With Amazon's large network of distribution centers, investment capital, technology advancement, and obsession with customer service – the Amazon effect is a real thing that everyone needs to be aware of. It may mean different things to different people within a product's supply chain, but the Amazon effect is affecting the way we do business, whether it is the faster delivery concept that was adopted from Zappos or the quality assurance that Amazon demonstrates on a daily basis. The Amazon Effect is an innovative idea that is reforming and improving the landscape of fulfillment and e-commerce.
Before joining Complemar, my entire experience with the fulfillment industry was as a consumer. My previous background is in food & beverage manufacturing where outside processors and distributors were essential partners. It’s been enlightening to sit on the other side of the table. Here is the perspective of my former life. Hopefully, it provides insight into how clients evaluate outside partners from a financial perspective.
Outside Processor/Fulfillment Needs
o Producing multi-flavor packs;
o Producing special themed marketing & product offerings, particularly during holiday seasons;
o Distributing products from an acquisition that did not fit in the firm’s current distribution and supply chain functions;

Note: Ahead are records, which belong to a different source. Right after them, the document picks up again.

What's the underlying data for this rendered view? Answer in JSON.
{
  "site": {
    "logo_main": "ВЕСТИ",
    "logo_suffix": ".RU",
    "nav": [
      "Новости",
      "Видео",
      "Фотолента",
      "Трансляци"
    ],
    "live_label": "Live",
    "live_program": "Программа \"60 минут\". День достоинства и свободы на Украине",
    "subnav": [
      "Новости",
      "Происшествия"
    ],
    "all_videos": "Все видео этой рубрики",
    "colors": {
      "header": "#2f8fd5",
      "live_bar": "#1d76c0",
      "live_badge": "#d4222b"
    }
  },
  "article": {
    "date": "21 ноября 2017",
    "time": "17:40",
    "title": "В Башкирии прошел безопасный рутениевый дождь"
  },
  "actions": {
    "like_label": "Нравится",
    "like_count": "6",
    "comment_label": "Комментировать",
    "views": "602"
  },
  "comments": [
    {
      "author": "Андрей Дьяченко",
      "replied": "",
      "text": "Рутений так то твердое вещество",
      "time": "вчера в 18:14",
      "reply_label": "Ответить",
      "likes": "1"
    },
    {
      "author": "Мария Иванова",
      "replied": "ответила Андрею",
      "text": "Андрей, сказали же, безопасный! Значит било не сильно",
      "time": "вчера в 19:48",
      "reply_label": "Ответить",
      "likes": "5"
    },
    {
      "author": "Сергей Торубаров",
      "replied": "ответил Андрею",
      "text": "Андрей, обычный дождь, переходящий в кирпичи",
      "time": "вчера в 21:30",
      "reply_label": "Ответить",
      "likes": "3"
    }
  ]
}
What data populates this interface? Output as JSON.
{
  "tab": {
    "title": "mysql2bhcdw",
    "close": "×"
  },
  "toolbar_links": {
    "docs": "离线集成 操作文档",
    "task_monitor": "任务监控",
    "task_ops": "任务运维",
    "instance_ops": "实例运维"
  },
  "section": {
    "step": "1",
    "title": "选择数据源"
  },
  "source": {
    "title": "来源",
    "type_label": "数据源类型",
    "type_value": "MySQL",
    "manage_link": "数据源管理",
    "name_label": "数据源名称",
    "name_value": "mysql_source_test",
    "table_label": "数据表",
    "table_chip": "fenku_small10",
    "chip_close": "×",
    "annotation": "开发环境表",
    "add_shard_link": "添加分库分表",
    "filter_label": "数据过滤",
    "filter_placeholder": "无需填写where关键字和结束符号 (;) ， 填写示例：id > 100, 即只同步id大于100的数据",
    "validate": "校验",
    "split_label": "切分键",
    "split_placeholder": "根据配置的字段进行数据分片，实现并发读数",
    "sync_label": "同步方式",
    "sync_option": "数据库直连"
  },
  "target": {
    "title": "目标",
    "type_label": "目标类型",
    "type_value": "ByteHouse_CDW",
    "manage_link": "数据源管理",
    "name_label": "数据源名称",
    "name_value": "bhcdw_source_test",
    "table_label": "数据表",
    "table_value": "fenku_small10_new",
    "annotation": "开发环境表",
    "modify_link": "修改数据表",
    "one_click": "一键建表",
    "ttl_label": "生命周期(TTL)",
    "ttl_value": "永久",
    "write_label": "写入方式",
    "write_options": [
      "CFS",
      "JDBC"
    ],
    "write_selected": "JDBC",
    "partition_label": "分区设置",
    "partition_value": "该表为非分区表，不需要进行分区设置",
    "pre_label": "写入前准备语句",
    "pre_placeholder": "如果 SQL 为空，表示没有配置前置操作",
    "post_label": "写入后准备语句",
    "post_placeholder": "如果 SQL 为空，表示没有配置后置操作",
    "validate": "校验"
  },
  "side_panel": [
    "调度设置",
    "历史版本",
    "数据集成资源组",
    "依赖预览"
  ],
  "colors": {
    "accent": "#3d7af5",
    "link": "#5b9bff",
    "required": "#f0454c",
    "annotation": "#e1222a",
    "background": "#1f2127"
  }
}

o Re-working products due to manufacturing defects;
o Destruction of defective products;
Finance’s role is to provide analysis of the impact on future results while meeting the objectives shown above.
Putting it All Together
After receiving input from the different teams, the finance work begins. The final analysis should contain sufficient comparison to facilitate a decision.
Highlighting these factors will strengthen the presentation and provide valuable data for the analysis that determines the client’s final decision.
Think of packaging that is synonymous with its brand. Perhaps Nike’s Swoosh or Tiffany & Co.’s little blue box and white ribbon come to mind. In the cosmetics and beauty industry, where competition is cutthroat, great packaging is critical. Packaging in the beauty industry must be eye-catching and attractive, as well as able to tempt the consumer over the hundreds of other available options.